* TASK REQUIREMENTS *
The reply should repeat all of the data word for word, with no pictures.
=== SUPPLIED ENTRIES ===
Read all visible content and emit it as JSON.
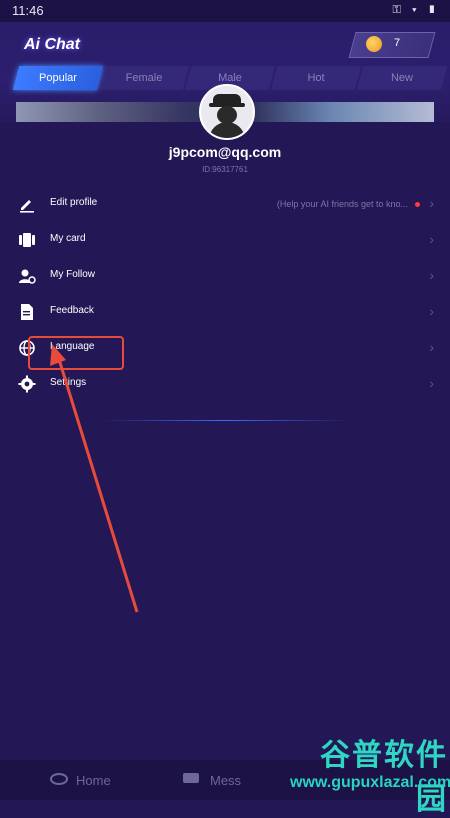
{
  "status": {
    "time": "11:46",
    "icons": "⚿ ▾ ▮"
  },
  "app": {
    "title": "Ai Chat",
    "coins": "7"
  },
  "tabs": [
    {
      "label": "Popular",
      "active": true
    },
    {
      "label": "Female",
      "active": false
    },
    {
      "label": "Male",
      "active": false
    },
    {
      "label": "Hot",
      "active": false
    },
    {
      "label": "New",
      "active": false
    }
  ],
  "profile": {
    "email": "j9pcom@qq.com",
    "id": "ID:96317761"
  },
  "menu": [
    {
      "label": "Edit profile",
      "icon": "edit-icon",
      "hint": "(Help your AI friends get to kno...",
      "has_dot": true
    },
    {
      "label": "My card",
      "icon": "card-icon",
      "hint": "",
      "has_dot": false
    },
    {
      "label": "My Follow",
      "icon": "follow-icon",
      "hint": "",
      "has_dot": false
    },
    {
      "label": "Feedback",
      "icon": "feedback-icon",
      "hint": "",
      "has_dot": false
    },
    {
      "label": "Language",
      "icon": "globe-icon",
      "hint": "",
      "has_dot": false
    },
    {
      "label": "Settings",
      "icon": "gear-icon",
      "hint": "",
      "has_dot": false
    }
  ],
  "bottom_nav": [
    {
      "label": "Home",
      "icon": "home-icon"
    },
    {
      "label": "Mess",
      "icon": "message-icon"
    }
  ],
  "watermark": {
    "cn": "谷普软件园",
    "url": "www.gupuxlazal.com"
  },
  "colors": {
    "accent": "#2b5fe0",
    "background": "#231855",
    "annotation": "#e84a3c"
  }
}
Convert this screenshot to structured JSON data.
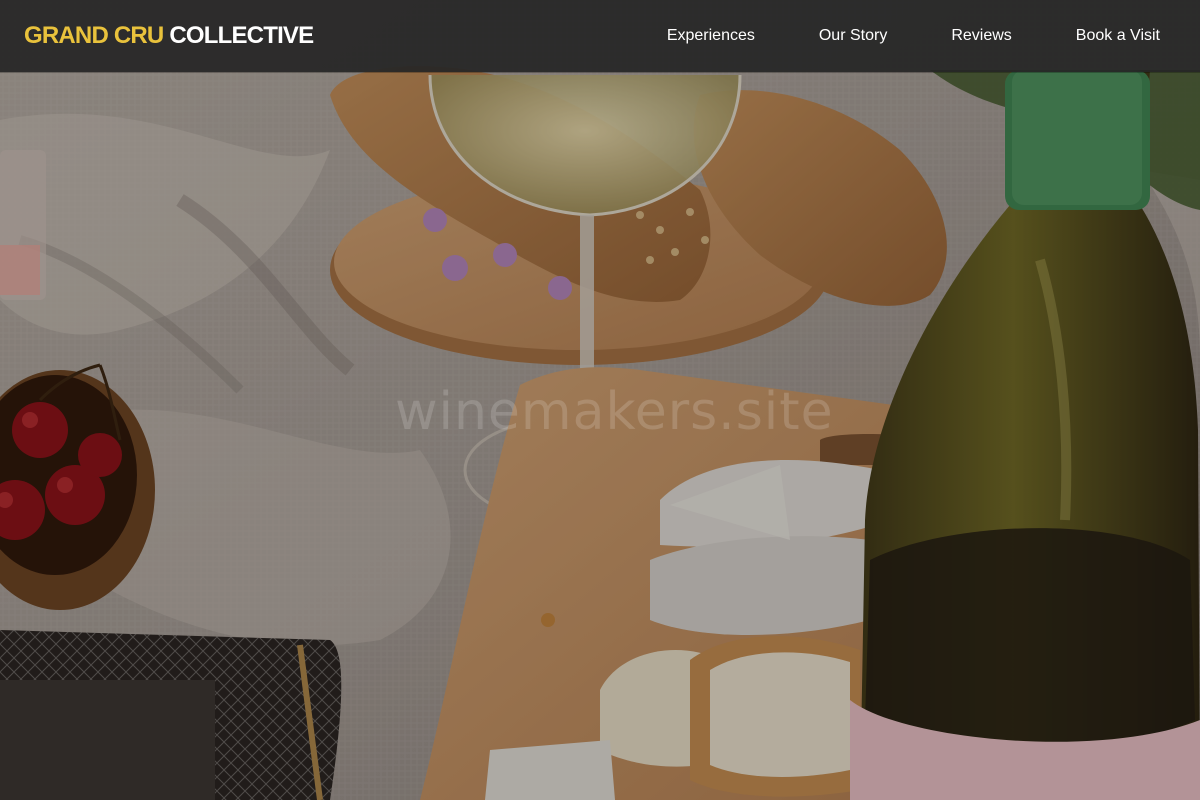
{
  "brand": {
    "accent": "GRAND CRU",
    "rest": "COLLECTIVE",
    "accent_color": "#e9c23c"
  },
  "nav": {
    "items": [
      {
        "id": "experiences",
        "label": "Experiences"
      },
      {
        "id": "our-story",
        "label": "Our Story"
      },
      {
        "id": "reviews",
        "label": "Reviews"
      },
      {
        "id": "book-a-visit",
        "label": "Book a Visit"
      }
    ]
  },
  "hero": {
    "image_subject": "picnic blanket with bread, wine glass, cheese board, cherries and wine bottle",
    "watermark": "winemakers.site"
  }
}
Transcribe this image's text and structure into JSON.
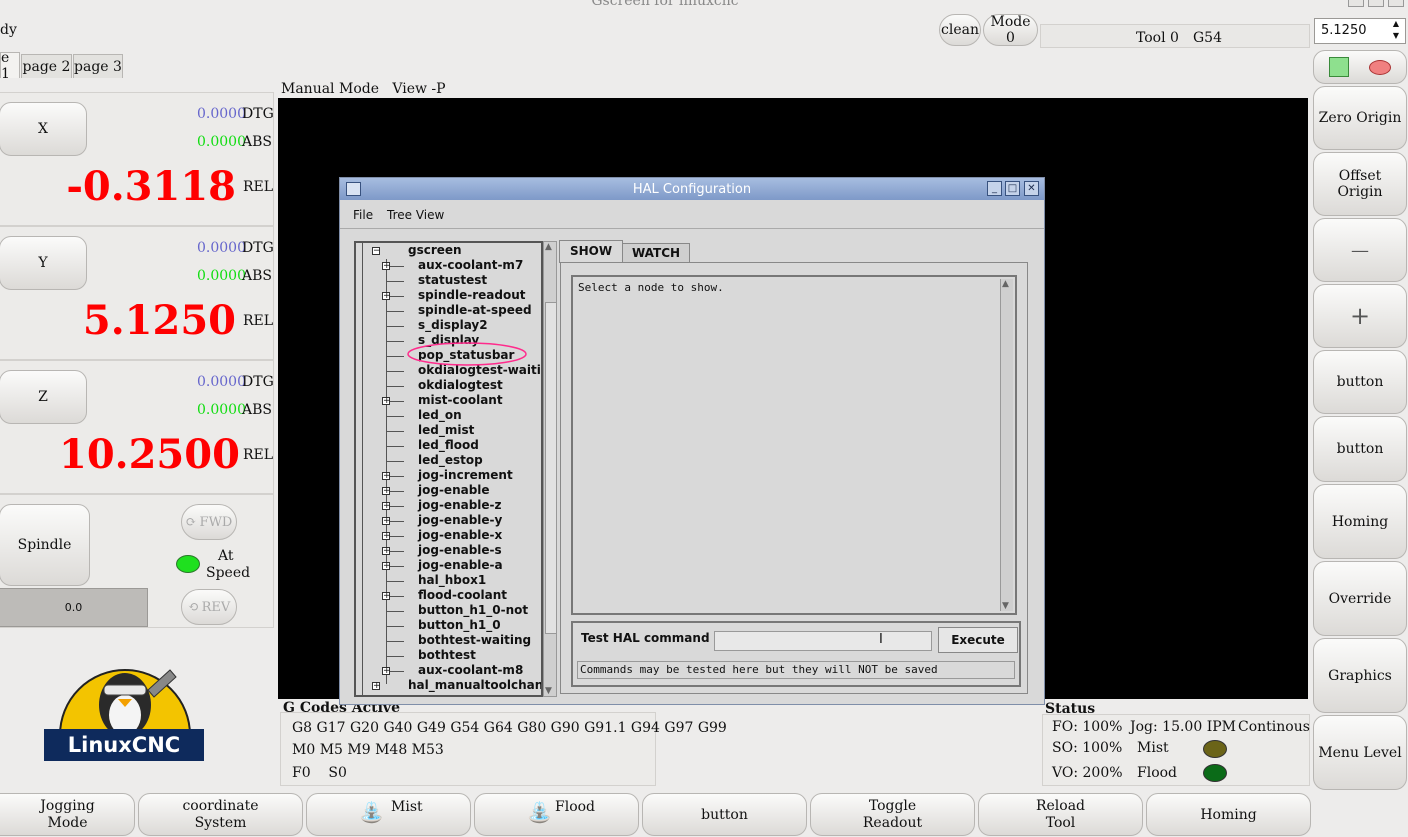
{
  "window_title": "Gscreen for linuxcnc",
  "status_left": "dy",
  "top": {
    "clean_label": "clean",
    "mode_label": "Mode 0",
    "tool_label": "Tool 0",
    "offset_label": "G54",
    "spin_value": "5.1250"
  },
  "tabs": [
    "e 1",
    "page 2",
    "page 3"
  ],
  "axes": [
    {
      "name": "X",
      "dtg": "0.0000",
      "abs": "0.0000",
      "rel": "-0.3118",
      "dtg_label": "DTG",
      "abs_label": "ABS",
      "rel_label": "REL"
    },
    {
      "name": "Y",
      "dtg": "0.0000",
      "abs": "0.0000",
      "rel": "5.1250",
      "dtg_label": "DTG",
      "abs_label": "ABS",
      "rel_label": "REL"
    },
    {
      "name": "Z",
      "dtg": "0.0000",
      "abs": "0.0000",
      "rel": "10.2500",
      "dtg_label": "DTG",
      "abs_label": "ABS",
      "rel_label": "REL"
    }
  ],
  "spindle": {
    "button_label": "Spindle",
    "fwd_label": "FWD",
    "rev_label": "REV",
    "at_label": "At",
    "speed_label": "Speed",
    "speed_value": "0.0"
  },
  "logo_text": "LinuxCNC",
  "graphics_header": "Manual Mode   View -P",
  "gcodes": {
    "title": "G Codes Active",
    "line1": "G8 G17 G20 G40 G49 G54 G64 G80 G90 G91.1 G94 G97 G99",
    "line2": "M0 M5 M9 M48 M53",
    "line3": "F0    S0"
  },
  "status": {
    "title": "Status",
    "fo": "FO: 100%",
    "so": "SO: 100%",
    "vo": "VO: 200%",
    "jog": "Jog: 15.00 IPM",
    "jog_mode": "Continous",
    "mist": "Mist",
    "flood": "Flood",
    "mist_color": "#6b6418",
    "flood_color": "#0b6b18"
  },
  "right_buttons": [
    "Zero Origin",
    "Offset Origin",
    "—",
    "+",
    "button",
    "button",
    "Homing",
    "Override",
    "Graphics",
    "Menu Level"
  ],
  "bottom_buttons": [
    {
      "line1": "Jogging",
      "line2": "Mode"
    },
    {
      "line1": "coordinate",
      "line2": "System"
    },
    {
      "line1": "Mist",
      "line2": ""
    },
    {
      "line1": "Flood",
      "line2": ""
    },
    {
      "line1": "button",
      "line2": ""
    },
    {
      "line1": "Toggle",
      "line2": "Readout"
    },
    {
      "line1": "Reload",
      "line2": "Tool"
    },
    {
      "line1": "Homing",
      "line2": ""
    }
  ],
  "hal": {
    "title": "HAL Configuration",
    "menu_file": "File",
    "menu_tree": "Tree View",
    "tab_show": "SHOW",
    "tab_watch": "WATCH",
    "show_text": "Select a node to show.",
    "test_label": "Test HAL command :",
    "execute_label": "Execute",
    "note": "Commands may be tested here but they will NOT be saved",
    "tree_root": "gscreen",
    "tree_items": [
      "aux-coolant-m7",
      "statustest",
      "spindle-readout",
      "spindle-at-speed",
      "s_display2",
      "s_display",
      "pop_statusbar",
      "okdialogtest-waiting",
      "okdialogtest",
      "mist-coolant",
      "led_on",
      "led_mist",
      "led_flood",
      "led_estop",
      "jog-increment",
      "jog-enable",
      "jog-enable-z",
      "jog-enable-y",
      "jog-enable-x",
      "jog-enable-s",
      "jog-enable-a",
      "hal_hbox1",
      "flood-coolant",
      "button_h1_0-not",
      "button_h1_0",
      "bothtest-waiting",
      "bothtest",
      "aux-coolant-m8"
    ],
    "tree_last": "hal_manualtoolchange"
  }
}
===
* TASK ANSWER *
Read all visible content and emit it as JSON.
{
  "status": {
    "time": "11:46",
    "icons": "⚿ ▾ ▮"
  },
  "app": {
    "title": "Ai Chat",
    "coins": "7"
  },
  "tabs": [
    {
      "label": "Popular",
      "active": true
    },
    {
      "label": "Female",
      "active": false
    },
    {
      "label": "Male",
      "active": false
    },
    {
      "label": "Hot",
      "active": false
    },
    {
      "label": "New",
      "active": false
    }
  ],
  "profile": {
    "email": "j9pcom@qq.com",
    "id": "ID:96317761"
  },
  "menu": [
    {
      "label": "Edit profile",
      "icon": "edit-icon",
      "hint": "(Help your AI friends get to kno...",
      "has_dot": true
    },
    {
      "label": "My card",
      "icon": "card-icon",
      "hint": "",
      "has_dot": false
    },
    {
      "label": "My Follow",
      "icon": "follow-icon",
      "hint": "",
      "has_dot": false
    },
    {
      "label": "Feedback",
      "icon": "feedback-icon",
      "hint": "",
      "has_dot": false
    },
    {
      "label": "Language",
      "icon": "globe-icon",
      "hint": "",
      "has_dot": false
    },
    {
      "label": "Settings",
      "icon": "gear-icon",
      "hint": "",
      "has_dot": false
    }
  ],
  "bottom_nav": [
    {
      "label": "Home",
      "icon": "home-icon"
    },
    {
      "label": "Mess",
      "icon": "message-icon"
    }
  ],
  "watermark": {
    "cn": "谷普软件园",
    "url": "www.gupuxlazal.com"
  },
  "colors": {
    "accent": "#2b5fe0",
    "background": "#231855",
    "annotation": "#e84a3c"
  }
}
Convert this screenshot to structured JSON data.
{
  "brand": {
    "accent": "GRAND CRU",
    "rest": "COLLECTIVE",
    "accent_color": "#e9c23c"
  },
  "nav": {
    "items": [
      {
        "id": "experiences",
        "label": "Experiences"
      },
      {
        "id": "our-story",
        "label": "Our Story"
      },
      {
        "id": "reviews",
        "label": "Reviews"
      },
      {
        "id": "book-a-visit",
        "label": "Book a Visit"
      }
    ]
  },
  "hero": {
    "image_subject": "picnic blanket with bread, wine glass, cheese board, cherries and wine bottle",
    "watermark": "winemakers.site"
  }
}
Transcribe this image's text and structure into JSON.
{
  "window_title": "Gscreen for linuxcnc",
  "status_left": "dy",
  "top": {
    "clean_label": "clean",
    "mode_label": "Mode 0",
    "tool_label": "Tool 0",
    "offset_label": "G54",
    "spin_value": "5.1250"
  },
  "tabs": [
    "e 1",
    "page 2",
    "page 3"
  ],
  "axes": [
    {
      "name": "X",
      "dtg": "0.0000",
      "abs": "0.0000",
      "rel": "-0.3118",
      "dtg_label": "DTG",
      "abs_label": "ABS",
      "rel_label": "REL"
    },
    {
      "name": "Y",
      "dtg": "0.0000",
      "abs": "0.0000",
      "rel": "5.1250",
      "dtg_label": "DTG",
      "abs_label": "ABS",
      "rel_label": "REL"
    },
    {
      "name": "Z",
      "dtg": "0.0000",
      "abs": "0.0000",
      "rel": "10.2500",
      "dtg_label": "DTG",
      "abs_label": "ABS",
      "rel_label": "REL"
    }
  ],
  "spindle": {
    "button_label": "Spindle",
    "fwd_label": "FWD",
    "rev_label": "REV",
    "at_label": "At",
    "speed_label": "Speed",
    "speed_value": "0.0"
  },
  "logo_text": "LinuxCNC",
  "graphics_header": "Manual Mode   View -P",
  "gcodes": {
    "title": "G Codes Active",
    "line1": "G8 G17 G20 G40 G49 G54 G64 G80 G90 G91.1 G94 G97 G99",
    "line2": "M0 M5 M9 M48 M53",
    "line3": "F0    S0"
  },
  "status": {
    "title": "Status",
    "fo": "FO: 100%",
    "so": "SO: 100%",
    "vo": "VO: 200%",
    "jog": "Jog: 15.00 IPM",
    "jog_mode": "Continous",
    "mist": "Mist",
    "flood": "Flood",
    "mist_color": "#6b6418",
    "flood_color": "#0b6b18"
  },
  "right_buttons": [
    "Zero Origin",
    "Offset Origin",
    "—",
    "+",
    "button",
    "button",
    "Homing",
    "Override",
    "Graphics",
    "Menu Level"
  ],
  "bottom_buttons": [
    {
      "line1": "Jogging",
      "line2": "Mode"
    },
    {
      "line1": "coordinate",
      "line2": "System"
    },
    {
      "line1": "Mist",
      "line2": ""
    },
    {
      "line1": "Flood",
      "line2": ""
    },
    {
      "line1": "button",
      "line2": ""
    },
    {
      "line1": "Toggle",
      "line2": "Readout"
    },
    {
      "line1": "Reload",
      "line2": "Tool"
    },
    {
      "line1": "Homing",
      "line2": ""
    }
  ],
  "hal": {
    "title": "HAL Configuration",
    "menu_file": "File",
    "menu_tree": "Tree View",
    "tab_show": "SHOW",
    "tab_watch": "WATCH",
    "show_text": "Select a node to show.",
    "test_label": "Test HAL command :",
    "execute_label": "Execute",
    "note": "Commands may be tested here but they will NOT be saved",
    "tree_root": "gscreen",
    "tree_items": [
      "aux-coolant-m7",
      "statustest",
      "spindle-readout",
      "spindle-at-speed",
      "s_display2",
      "s_display",
      "pop_statusbar",
      "okdialogtest-waiting",
      "okdialogtest",
      "mist-coolant",
      "led_on",
      "led_mist",
      "led_flood",
      "led_estop",
      "jog-increment",
      "jog-enable",
      "jog-enable-z",
      "jog-enable-y",
      "jog-enable-x",
      "jog-enable-s",
      "jog-enable-a",
      "hal_hbox1",
      "flood-coolant",
      "button_h1_0-not",
      "button_h1_0",
      "bothtest-waiting",
      "bothtest",
      "aux-coolant-m8"
    ],
    "tree_last": "hal_manualtoolchange"
  }
}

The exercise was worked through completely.